  • Genetics of AD.

  • Tests themselves.

  • Possible meanings of the results.

Due to privacy, emotional, and health care issues, the primary goal of genetic counseling is to help people explore and cope with the potential consequences of such knowledge.

The National Society for Genetic Counselors (NSGC) can provide a list of genetic counselors in your area. Search their online database at www.nsgc.org. The NSGC does not provide information about specific genetic disorders.

  • Experts still do not know how limited information about AD risk can benefit people. Among the issues are:

  • Privacy and confidentiality policies related to genetic information and AD.

  • The small number of genetic counselors trained in neurodegenerative disorders.

  • How the stigma associated with an increased risk for AD may affect people's families and their lives.

RESEARCH QUESTIONS

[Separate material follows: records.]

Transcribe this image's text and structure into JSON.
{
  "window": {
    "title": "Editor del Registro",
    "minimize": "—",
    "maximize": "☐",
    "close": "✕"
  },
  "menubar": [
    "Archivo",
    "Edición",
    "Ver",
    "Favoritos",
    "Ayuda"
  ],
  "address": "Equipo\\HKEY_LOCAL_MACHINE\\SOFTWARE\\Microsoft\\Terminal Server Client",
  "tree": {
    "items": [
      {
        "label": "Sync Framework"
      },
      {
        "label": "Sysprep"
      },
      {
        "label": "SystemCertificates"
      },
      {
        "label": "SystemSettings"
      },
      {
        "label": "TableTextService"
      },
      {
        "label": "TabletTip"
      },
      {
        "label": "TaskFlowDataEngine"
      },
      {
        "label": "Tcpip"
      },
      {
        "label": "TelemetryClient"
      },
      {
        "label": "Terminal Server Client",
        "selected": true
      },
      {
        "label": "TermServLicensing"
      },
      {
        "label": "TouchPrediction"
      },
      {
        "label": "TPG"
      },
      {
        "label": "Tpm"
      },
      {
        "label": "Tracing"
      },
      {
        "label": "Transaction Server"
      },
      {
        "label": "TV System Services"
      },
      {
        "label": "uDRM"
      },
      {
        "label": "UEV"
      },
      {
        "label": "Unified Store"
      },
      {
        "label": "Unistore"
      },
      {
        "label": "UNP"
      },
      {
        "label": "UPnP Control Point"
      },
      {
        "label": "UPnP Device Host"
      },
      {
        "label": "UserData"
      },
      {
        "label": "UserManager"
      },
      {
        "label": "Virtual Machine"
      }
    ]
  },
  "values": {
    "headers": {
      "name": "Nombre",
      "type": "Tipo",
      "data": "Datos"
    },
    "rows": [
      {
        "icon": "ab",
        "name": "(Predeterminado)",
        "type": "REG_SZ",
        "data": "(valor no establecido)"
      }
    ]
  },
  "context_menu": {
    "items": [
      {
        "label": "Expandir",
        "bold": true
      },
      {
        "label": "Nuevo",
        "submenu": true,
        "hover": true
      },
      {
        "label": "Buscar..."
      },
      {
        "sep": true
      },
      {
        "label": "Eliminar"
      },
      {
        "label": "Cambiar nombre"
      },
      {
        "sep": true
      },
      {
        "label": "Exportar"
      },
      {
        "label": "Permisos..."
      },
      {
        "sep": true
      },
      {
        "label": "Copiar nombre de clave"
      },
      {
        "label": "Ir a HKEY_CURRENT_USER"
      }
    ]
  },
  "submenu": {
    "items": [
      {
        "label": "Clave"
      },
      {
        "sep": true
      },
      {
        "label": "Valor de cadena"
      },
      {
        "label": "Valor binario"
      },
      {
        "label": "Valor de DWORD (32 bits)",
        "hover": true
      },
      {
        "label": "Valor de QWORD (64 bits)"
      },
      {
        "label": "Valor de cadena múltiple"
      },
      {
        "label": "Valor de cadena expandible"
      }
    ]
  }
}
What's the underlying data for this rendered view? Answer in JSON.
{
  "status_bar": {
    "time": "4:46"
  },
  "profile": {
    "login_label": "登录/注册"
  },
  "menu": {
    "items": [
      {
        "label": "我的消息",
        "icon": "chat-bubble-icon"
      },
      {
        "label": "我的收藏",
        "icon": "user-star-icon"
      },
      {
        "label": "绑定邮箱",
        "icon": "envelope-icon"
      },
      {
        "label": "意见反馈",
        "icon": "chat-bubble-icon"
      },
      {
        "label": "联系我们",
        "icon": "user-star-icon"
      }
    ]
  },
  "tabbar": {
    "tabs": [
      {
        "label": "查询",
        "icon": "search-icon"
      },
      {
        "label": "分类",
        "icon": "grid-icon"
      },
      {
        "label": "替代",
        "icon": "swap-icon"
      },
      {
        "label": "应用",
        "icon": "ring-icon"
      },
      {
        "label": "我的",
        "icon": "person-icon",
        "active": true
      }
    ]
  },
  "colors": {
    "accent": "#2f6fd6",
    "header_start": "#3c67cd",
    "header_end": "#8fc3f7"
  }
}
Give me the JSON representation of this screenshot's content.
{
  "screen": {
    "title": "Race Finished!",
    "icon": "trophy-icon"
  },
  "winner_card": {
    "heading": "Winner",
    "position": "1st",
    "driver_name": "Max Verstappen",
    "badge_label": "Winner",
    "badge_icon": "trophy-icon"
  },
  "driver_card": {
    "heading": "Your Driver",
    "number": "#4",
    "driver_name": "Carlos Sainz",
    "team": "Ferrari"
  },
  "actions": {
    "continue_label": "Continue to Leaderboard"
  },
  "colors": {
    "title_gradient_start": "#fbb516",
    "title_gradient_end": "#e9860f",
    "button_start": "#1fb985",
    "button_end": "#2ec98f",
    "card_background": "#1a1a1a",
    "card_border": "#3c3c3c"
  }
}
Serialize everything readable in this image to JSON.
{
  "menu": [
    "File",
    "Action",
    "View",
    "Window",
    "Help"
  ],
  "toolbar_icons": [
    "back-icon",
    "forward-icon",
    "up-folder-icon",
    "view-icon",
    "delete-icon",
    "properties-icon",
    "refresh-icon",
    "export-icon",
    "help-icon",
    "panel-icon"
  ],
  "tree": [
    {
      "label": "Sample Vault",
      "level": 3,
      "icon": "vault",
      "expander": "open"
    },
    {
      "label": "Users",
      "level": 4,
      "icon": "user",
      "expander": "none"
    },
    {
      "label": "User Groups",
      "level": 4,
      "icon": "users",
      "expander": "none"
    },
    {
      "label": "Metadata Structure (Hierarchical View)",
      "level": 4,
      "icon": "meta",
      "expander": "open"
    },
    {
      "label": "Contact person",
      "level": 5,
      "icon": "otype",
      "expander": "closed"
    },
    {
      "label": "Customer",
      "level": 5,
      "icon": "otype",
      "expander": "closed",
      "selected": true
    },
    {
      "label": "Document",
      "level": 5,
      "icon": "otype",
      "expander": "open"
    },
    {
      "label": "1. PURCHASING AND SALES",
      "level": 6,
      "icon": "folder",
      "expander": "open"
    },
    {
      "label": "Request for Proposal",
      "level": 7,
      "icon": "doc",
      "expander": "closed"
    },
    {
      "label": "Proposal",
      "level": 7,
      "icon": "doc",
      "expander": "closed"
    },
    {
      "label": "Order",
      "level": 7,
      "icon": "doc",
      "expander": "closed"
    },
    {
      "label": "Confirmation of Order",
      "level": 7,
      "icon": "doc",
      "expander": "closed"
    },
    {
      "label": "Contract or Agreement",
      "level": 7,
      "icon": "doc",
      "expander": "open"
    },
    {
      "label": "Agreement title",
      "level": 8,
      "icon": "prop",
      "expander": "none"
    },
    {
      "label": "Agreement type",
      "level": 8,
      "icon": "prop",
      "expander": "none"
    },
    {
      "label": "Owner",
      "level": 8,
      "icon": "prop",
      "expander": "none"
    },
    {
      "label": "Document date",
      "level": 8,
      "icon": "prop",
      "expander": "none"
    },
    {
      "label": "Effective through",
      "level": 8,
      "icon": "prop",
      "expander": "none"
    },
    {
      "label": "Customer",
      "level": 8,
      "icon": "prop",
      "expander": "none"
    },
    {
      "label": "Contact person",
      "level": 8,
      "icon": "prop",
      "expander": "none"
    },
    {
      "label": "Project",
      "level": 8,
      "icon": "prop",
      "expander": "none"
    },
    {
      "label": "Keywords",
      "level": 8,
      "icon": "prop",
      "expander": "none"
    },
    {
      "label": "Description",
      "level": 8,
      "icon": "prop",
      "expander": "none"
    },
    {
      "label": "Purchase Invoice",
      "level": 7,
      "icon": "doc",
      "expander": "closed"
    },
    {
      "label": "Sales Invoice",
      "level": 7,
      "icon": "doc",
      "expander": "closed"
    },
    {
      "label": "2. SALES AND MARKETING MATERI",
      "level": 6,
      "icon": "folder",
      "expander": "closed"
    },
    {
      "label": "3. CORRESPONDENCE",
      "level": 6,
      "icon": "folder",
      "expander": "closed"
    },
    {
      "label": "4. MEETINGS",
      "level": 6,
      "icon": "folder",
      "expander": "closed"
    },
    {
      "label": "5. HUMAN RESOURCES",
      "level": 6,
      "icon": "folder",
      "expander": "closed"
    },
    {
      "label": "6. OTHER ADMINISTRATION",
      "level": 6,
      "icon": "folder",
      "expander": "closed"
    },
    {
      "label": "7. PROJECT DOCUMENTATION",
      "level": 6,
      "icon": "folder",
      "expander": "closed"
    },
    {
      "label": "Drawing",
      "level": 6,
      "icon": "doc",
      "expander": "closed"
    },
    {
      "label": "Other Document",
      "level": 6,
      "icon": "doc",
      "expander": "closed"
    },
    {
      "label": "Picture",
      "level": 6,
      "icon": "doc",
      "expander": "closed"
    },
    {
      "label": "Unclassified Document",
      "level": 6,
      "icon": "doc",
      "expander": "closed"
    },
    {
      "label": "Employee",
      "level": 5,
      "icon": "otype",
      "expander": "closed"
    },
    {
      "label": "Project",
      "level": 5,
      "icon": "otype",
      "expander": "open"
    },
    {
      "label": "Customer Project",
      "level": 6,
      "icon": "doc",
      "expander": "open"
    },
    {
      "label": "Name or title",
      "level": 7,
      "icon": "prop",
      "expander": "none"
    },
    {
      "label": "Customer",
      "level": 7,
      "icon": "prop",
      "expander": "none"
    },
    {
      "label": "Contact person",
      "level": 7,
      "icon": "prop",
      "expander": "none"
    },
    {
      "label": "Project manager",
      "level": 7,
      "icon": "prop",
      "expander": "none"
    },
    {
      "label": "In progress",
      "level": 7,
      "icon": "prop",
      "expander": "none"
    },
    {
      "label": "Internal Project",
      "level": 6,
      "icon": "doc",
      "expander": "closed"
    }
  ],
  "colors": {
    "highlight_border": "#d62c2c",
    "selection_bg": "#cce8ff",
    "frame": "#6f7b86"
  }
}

Learning more about the role of risk factor genes in the development of AD may help scientists identify who would benefit from prevention and treatment efforts. Age is still the most important known risk factor for AD. It continues to be associated with the disease, even when no known genetic factors are present. Research focusing on advancing age may help explain the role that other genes play in most AD cases. Many AD researchers are studying the genetics of AD. Also, researchers, ethicists, and health care providers are developing policies about the proper use of genetic testing and counseling for AD.

FOR MORE INFORMATION

  • The Alzheimer's Disease Education and Referral (ADEAR) Center is a service of the NIA. It is funded by the federal government. The ADEAR Center offers information about diagnosis, treatment, patient care, caregiver needs, long-term care, education and training, and AD research. Staff respond to telephone, e-mail, and written requests. They make referrals to local and national resources. Contact:

  • ADEAR Center, Phone: 1-800-438-4380, Website: www.nia.nih.gov/alzheimers.

  • The Alzheimer's Association is a non-profit supporting AD research. It provides support for families and caregivers of patients with AD. Chapters nationwide provide referrals to local resources and services. They sponsor support groups and educational programs. The Association is also helping identify families who may be able to participate in the NIA's AD Genetics Study. Contact:

  • Alzheimer's Association, Phone: 1-800-272-3900, E-mail: info@alz.org, Website: www.alz.org.

  • Additional information is available from the National Human Genome Research Institute (NHGRI), part of the NIH.

  • NHGRI, Website: www.genome.gov.

KEY TERMS

  • Alleles: Different forms of the same gene. Two or more alleles can shape each human trait. Each person receives two alleles of a gene. One comes from each parent. This combination is one of many factors that influences processes in the body. On chromosome 19, the ApoE (apolipoprotein E) gene has three common forms or alleles: e2, e3, and e4. The possible combinations in one person are e2/2, e2/3, e2/4, e3/3, e3/4, or e4/4.

  • ApoE Gene: A gene on chromosome 19. It is involved in making apolipoprotein E. (A substance that helps carry cholesterol in the bloodstream.) The ApoE e4 gene is considered a "risk factor" for AD. It seems to influence the age of onset of the disease.

  • Chromosomes: Thread-like structures in every cell of the body. Chromosomes carry genes. All healthy people have 46 chromosomes in 23 pairs. Usually, people receive one chromosome in each pair from each parent.

  • Genes: Basic units of heredity. Each gene is a set of biochemical instructions. It tells a cell how to assemble one of many different proteins. Each protein has its own specialized role to play in the body.

  • Genetic Mutations: Permanent changes to genes. Once such change occurs, it can be passed on to children. Early-onset familial AD is relatively rare. It is associated with mutations in genes on chromosomes 1, 14, and 21.

  • Human Genome: The total genetic information found on the 23 chromosomes inherited from a parent. Through research decoding the human genome, scientists believe humans have between 30,000 to 35,000 genes.

  • Proteins: Cells translate genetic information into making specific proteins. Proteins determine the physical and chemical characteristics of cells. Proteins are essential to all life processes.